February 04, 2020 | FAH Policy Blog Team
No patient should ever receive a surprise bill – this is at the core of a set of principles developed by the hospital industry as leaders work to solve this issue.
FAH, the American Hospital Association (AHA), America’s Essential Hospitals, Association of American Medical Colleges (AAMC), Catholic Health Association of the United States and Children’s Hospital Association are committed to protecting patients from surprise medical bills that result from unexpected gaps in coverage or medical emergencies.
The groups have been working with Congressional leaders and other stakeholders for more than a year to find a compromise that treats everyone in the process fairly.
FAH and other hospital associations sent a letter to Congress laying out these principles to act as a framework for a legislative solution to surprise billing:
- Preserve the role of private negotiation. Health plans and providers should retain the ability to negotiate appropriate payment rates. The government should not establish a fixed payment amount or reimbursement methodology for out-of-network services, which could create unintended consequences for patients by disrupting incentives for health plans to create comprehensive networks.
- Remove the patient from health plan/provider negotiations. Patients should not be placed in the middle of negotiations between insurers and providers. Health plans must work directly with providers on reimbursement, and the patient should not be responsible for transmitting any payment between the plan and the provider.
- Ensure patients have access to comprehensive provider networks and accurate network information. Patients should have access to a comprehensive network of providers, including in-network physicians and specialists at in-network facilities. Health plans should provide easily understandable information about their provider network, including accurate listings for hospital-based physicians, so that patients can make informed health care decisions.
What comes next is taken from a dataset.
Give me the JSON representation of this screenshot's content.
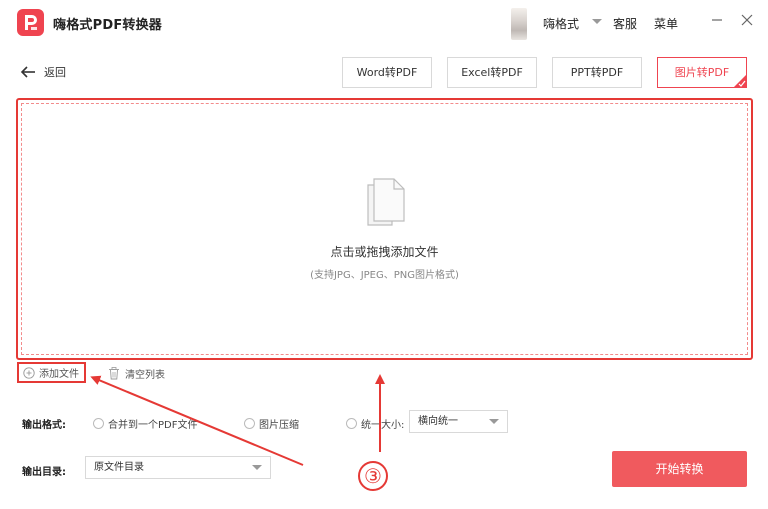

Federal and state regulators should ensure both the adequacy of health plan provider networks and the accuracy of provider directories.
To read the full letter sent to Congress click here.